→ **Work request**:
Your answer should be the data below, reproduced with nothing changed.

→ **Stored data entries**:

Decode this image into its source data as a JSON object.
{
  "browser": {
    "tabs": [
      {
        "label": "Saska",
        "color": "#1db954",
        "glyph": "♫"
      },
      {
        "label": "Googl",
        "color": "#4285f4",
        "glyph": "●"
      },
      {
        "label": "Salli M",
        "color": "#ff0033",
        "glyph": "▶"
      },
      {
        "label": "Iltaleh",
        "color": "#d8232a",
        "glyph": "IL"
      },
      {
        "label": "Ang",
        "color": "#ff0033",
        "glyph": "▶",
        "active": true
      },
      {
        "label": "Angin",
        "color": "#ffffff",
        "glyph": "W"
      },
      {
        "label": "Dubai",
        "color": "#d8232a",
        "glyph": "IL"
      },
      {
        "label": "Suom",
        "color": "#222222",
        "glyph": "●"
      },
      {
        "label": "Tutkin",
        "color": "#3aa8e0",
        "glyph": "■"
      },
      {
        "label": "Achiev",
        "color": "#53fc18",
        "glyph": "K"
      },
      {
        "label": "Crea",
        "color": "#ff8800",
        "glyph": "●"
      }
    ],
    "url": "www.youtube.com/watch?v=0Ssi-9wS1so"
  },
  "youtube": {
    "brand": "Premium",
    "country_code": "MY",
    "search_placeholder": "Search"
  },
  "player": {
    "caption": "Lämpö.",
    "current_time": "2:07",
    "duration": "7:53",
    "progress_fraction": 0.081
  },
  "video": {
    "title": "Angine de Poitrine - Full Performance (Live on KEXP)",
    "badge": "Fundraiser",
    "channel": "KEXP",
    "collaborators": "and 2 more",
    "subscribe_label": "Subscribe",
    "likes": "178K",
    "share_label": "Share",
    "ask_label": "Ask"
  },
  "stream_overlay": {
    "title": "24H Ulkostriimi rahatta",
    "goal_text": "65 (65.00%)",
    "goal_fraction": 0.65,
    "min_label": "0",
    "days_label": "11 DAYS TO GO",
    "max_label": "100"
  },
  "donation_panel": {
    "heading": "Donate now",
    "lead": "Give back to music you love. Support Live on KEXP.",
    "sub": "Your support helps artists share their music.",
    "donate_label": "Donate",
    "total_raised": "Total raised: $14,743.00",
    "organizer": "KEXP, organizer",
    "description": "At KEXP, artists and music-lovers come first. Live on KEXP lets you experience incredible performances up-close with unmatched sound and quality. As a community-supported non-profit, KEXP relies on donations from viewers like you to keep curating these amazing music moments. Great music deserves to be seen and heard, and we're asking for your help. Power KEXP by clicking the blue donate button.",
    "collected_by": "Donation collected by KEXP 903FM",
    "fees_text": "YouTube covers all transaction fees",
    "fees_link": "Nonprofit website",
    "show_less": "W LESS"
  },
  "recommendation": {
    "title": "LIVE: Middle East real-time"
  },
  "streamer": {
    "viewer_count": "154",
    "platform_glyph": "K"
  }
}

→ **Reply**:
Decode this image into its source data as a JSON object.
{
  "browser": {
    "tabs": [
      {
        "label": "Saska",
        "color": "#1db954",
        "glyph": "♫"
      },
      {
        "label": "Googl",
        "color": "#4285f4",
        "glyph": "●"
      },
      {
        "label": "Salli M",
        "color": "#ff0033",
        "glyph": "▶"
      },
      {
        "label": "Iltaleh",
        "color": "#d8232a",
        "glyph": "IL"
      },
      {
        "label": "Ang",
        "color": "#ff0033",
        "glyph": "▶",
        "active": true
      },
      {
        "label": "Angin",
        "color": "#ffffff",
        "glyph": "W"
      },
      {
        "label": "Dubai",
        "color": "#d8232a",
        "glyph": "IL"
      },
      {
        "label": "Suom",
        "color": "#222222",
        "glyph": "●"
      },
      {
        "label": "Tutkin",
        "color": "#3aa8e0",
        "glyph": "■"
      },
      {
        "label": "Achiev",
        "color": "#53fc18",
        "glyph": "K"
      },
      {
        "label": "Crea",
        "color": "#ff8800",
        "glyph": "●"
      }
    ],
    "url": "www.youtube.com/watch?v=0Ssi-9wS1so"
  },
  "youtube": {
    "brand": "Premium",
    "country_code": "MY",
    "search_placeholder": "Search"
  },
  "player": {
    "caption": "Lämpö.",
    "current_time": "2:07",
    "duration": "7:53",
    "progress_fraction": 0.081
  },
  "video": {
    "title": "Angine de Poitrine - Full Performance (Live on KEXP)",
    "badge": "Fundraiser",
    "channel": "KEXP",
    "collaborators": "and 2 more",
    "subscribe_label": "Subscribe",
    "likes": "178K",
    "share_label": "Share",
    "ask_label": "Ask"
  },
  "stream_overlay": {
    "title": "24H Ulkostriimi rahatta",
    "goal_text": "65 (65.00%)",
    "goal_fraction": 0.65,
    "min_label": "0",
    "days_label": "11 DAYS TO GO",
    "max_label": "100"
  },
  "donation_panel": {
    "heading": "Donate now",
    "lead": "Give back to music you love. Support Live on KEXP.",
    "sub": "Your support helps artists share their music.",
    "donate_label": "Donate",
    "total_raised": "Total raised: $14,743.00",
    "organizer": "KEXP, organizer",
    "description": "At KEXP, artists and music-lovers come first. Live on KEXP lets you experience incredible performances up-close with unmatched sound and quality. As a community-supported non-profit, KEXP relies on donations from viewers like you to keep curating these amazing music moments. Great music deserves to be seen and heard, and we're asking for your help. Power KEXP by clicking the blue donate button.",
    "collected_by": "Donation collected by KEXP 903FM",
    "fees_text": "YouTube covers all transaction fees",
    "fees_link": "Nonprofit website",
    "show_less": "W LESS"
  },
  "recommendation": {
    "title": "LIVE: Middle East real-time"
  },
  "streamer": {
    "viewer_count": "154",
    "platform_glyph": "K"
  }
}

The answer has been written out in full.